The need for a benevolent fund for members of the dental profession was first identified in 1856 by Samuel Lee Rymer. An article, in the forerunner to the British Dental Journal, in 1873 publicly promoted the proposition to the profession. However it was not until the early 1880s that any serious discussions took place.
In August 1883 Lee Rymer saw his dream become a reality when the first meeting was held in his hometown of Plymouth. A Management Committee was appointed under the chairmanship of (Sir) John Tomes and the Fund began. The Committee were made up of members of the profession, many representing branches of the BDA.
The first help
The first help was given – £116 in grants were given to 8 beneficiaries including;
- A dentist who has broken down in health, with a paralysed wife and no means of support, unable to work at his profession.
- A widow with seven children and no means what so ever. Two of the children are being educated and provided for at Orphan Schools, and the widow is being trained in an occupation that will enable her to support some of her other children
- A daughter of a deceased dental surgeon is being provided with board, lodging and education at the expense of the fund with a view to her receiving such training as will enable her to earn her own living.
The Need for a Fund
The Committee, by the time of the first Annual General Meeting in August 1884, believed they had ample proof of the need for a benevolent fund by the ‘recital’ of cases that had come to their notice in the first six months. They also noted that the rate of income at that time would prove totally inadequate to the probable expenditure. The Committee commented
‘Your Committee are most solicitous to know whether a body of men who claim to belong to a liberal and learned profession will allow the widows of their deceased brethren to remain in want and their children to grow up in ignorance.‘
Photograph of the first British Dental Association AGM. Copies were sold for 5s in aid of the Benevolent Fund.
Beneficiaries Continued to Rise
Their predictions proved correct and the number of beneficiaries continued to rise – 38 beneficiaries were being helped by 1925. The type of beneficiary helped over the years has altered: in the early years the emphasis was on retired practitioners or their widows who had fallen on hard times.
Many social policies, recommended in the Beverage Report were implemented reforming pensions, national insurance, rent and funds for family life. This didn’t initially change the remit of the charity but it was thought applications for support would decline. However that was not the case and the number of beneficiaries continued to rise.
BDA Benevolent Fund was registered as a charity under the new Charities Act (1960) which introduced the register of charities and gives the Charity Commission powers to investigate charities.
The Benevolent Fund formed a Ladies Guild on the lines of one already associated with the British Medical Association.

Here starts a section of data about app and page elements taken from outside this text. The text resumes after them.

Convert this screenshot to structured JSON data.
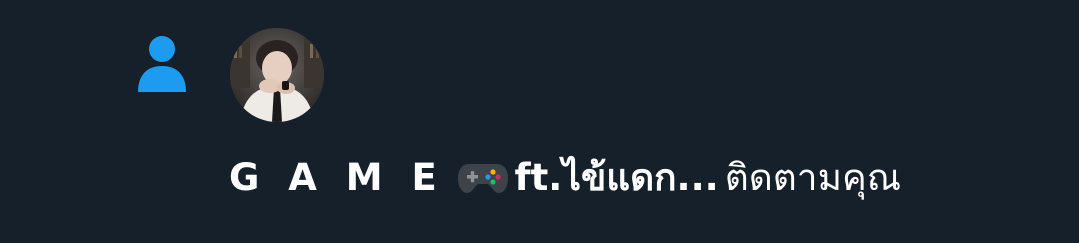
{
  "notification": {
    "icon": "person-icon",
    "accent_color": "#1d9bf0",
    "background_color": "#15202b",
    "user": {
      "name_spaced": "G A M E",
      "emoji": "video-game-controller",
      "name_rest": "ft.ไข้แดก...",
      "avatar": "user-avatar-photo"
    },
    "action_text": "ติดตามคุณ"
  }
}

Due to lack of support, it was regretfully decided to disband the Ladies Guild in 1983.
The idea of a fundraising raffle at Christmas was created, which was run annually. Originally the top prize was a car.
The Dental Science Advancement Foundation was reluctantly disbanded by its Directors who kindly gave the residue of its funds (£2787) to the BDA Benevolent Fund.
As a fundraiser, the new BDA tie was introduced in blue, maroon and grey and proved popular with BDA members, selling at the annual conference and generating funds for the Benevolent Fund. Many more items were introduced over time including sweatshirts, silk scarves, polo shirts, Christmas cards, baseball caps, diaries, umbrellas, coasters and mugs, etc.
New rules approved on 2 June 1995 came into effect and the Committee of Management became the ‘Board of Trustees’ with a slightly smaller membership and losing the position of elected members. The ‘Secretary’ became ‘Administrator’ and the option of computerised records was to be investigated.
Sally Atkinson was appointed as the Fund’s first full time administrator in March 1997 and worked for the charity until her retirement in May 2013.
A cuddly toy bear known affectionately as ‘Ben Bear’ was first sold at the BDA Conference in Torquay and subsequent events to raise funds and awareness of the Benevolent Fund.
Trustee Dr John Turner designed the present logo. He was representative for the Western Counties BDA branch and involved with the BDA Benevolent Fund for over 30 years until his retirement in 2016.
The BDA Benevolent Fund celebrates supporting dentists and their families for 125 years at the BDA Conference.
The Christmas draw was organised for the last time. During its lifetime it was run by three people; Tony Chivers for approximately 14 years; Sylvia Theaker for 10 years and Mavis Phipps for 13 years and raising nearly £800,000 in aid of the Benevolent Fund – its most successful fundraiser to date.
Vice-President, Tony Chivers MBE was a torch bearer for the 2012 Olympics, aged 92. He was nominated due his charity work, particularly for his involvement in the BDA Benevolent Fund.
A campaign was launched- ‘Be Active for the Ben Fund’, encouraging the profession to undertake fundraising activities all across the country as well as a photographic competition to help raise money and spread the word about the charity.
Changes to 'The Rules'
At the Annual General Meeting on 13 June, resolutions were put forward and unanimously agreed to; amend the Membership; update and modernise the administrative and procedural process of the Charity, and to the election and nomination of Trustees. This has been the most significant governance change to the organisation in over 30 years.